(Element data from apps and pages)
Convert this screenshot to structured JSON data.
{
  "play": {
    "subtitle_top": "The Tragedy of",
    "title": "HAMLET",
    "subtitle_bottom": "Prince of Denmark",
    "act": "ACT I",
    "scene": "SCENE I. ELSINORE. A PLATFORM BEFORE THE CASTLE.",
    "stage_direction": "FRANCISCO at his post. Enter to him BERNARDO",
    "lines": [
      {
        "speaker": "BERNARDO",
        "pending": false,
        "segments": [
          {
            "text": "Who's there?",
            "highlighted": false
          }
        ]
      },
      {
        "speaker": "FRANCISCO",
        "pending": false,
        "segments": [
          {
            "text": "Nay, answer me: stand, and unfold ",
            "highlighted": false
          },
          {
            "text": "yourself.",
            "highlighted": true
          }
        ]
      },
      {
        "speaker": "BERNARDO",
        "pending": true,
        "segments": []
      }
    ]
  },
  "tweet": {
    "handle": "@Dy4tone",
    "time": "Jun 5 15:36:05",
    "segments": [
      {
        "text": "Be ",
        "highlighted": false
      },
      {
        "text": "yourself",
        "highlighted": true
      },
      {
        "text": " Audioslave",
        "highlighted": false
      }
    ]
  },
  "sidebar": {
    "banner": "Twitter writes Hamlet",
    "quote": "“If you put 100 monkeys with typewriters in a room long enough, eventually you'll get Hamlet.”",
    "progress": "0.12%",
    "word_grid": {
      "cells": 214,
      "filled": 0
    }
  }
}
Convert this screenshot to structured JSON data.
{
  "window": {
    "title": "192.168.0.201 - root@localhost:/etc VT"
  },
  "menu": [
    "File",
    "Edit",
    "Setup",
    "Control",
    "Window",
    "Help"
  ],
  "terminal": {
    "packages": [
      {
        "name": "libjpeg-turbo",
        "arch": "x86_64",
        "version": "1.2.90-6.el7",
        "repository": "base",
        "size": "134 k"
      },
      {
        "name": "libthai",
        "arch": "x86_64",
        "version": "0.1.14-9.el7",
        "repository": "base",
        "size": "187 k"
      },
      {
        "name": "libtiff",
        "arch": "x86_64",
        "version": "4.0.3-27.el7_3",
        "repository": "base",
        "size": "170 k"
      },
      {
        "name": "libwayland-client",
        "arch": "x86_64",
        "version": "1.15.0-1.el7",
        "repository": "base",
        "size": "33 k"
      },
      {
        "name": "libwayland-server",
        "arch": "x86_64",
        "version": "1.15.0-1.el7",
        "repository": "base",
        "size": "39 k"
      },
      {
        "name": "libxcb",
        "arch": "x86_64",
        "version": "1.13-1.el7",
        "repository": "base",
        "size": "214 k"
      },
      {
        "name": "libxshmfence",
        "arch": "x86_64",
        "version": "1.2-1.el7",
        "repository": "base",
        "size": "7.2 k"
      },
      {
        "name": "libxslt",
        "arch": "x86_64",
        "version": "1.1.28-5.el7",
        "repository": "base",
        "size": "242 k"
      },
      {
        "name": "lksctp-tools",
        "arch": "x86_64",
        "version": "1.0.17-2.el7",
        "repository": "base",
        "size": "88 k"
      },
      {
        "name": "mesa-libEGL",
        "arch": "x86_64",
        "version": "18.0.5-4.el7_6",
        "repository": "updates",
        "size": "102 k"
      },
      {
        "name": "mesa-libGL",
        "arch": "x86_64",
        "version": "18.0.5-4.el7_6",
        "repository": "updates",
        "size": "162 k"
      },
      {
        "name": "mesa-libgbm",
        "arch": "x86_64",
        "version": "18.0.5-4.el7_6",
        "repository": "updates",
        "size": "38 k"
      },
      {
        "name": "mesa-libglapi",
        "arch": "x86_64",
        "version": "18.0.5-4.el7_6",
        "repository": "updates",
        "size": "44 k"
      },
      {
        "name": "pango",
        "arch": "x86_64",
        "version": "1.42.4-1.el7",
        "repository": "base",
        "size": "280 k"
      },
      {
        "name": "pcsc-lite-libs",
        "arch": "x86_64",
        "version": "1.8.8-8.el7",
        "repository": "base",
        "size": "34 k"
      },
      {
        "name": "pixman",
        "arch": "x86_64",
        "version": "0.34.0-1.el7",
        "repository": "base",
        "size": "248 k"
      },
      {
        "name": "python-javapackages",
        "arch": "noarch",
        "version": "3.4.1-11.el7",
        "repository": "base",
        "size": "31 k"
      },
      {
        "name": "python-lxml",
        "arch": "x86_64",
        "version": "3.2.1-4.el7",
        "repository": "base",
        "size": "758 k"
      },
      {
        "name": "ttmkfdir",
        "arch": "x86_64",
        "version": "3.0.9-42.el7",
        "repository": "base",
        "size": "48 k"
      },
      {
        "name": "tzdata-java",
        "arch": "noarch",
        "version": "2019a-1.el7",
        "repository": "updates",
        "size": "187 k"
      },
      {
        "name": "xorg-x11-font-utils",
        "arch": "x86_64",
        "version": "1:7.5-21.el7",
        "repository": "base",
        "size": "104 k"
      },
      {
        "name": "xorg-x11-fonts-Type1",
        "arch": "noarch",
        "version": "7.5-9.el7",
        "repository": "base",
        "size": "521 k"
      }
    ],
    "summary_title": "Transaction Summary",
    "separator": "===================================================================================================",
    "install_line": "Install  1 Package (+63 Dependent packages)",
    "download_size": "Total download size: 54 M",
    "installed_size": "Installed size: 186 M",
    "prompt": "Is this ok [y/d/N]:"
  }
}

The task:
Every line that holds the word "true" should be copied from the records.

Exercise output:
            "highlighted": true
        "pending": true,
        "highlighted": true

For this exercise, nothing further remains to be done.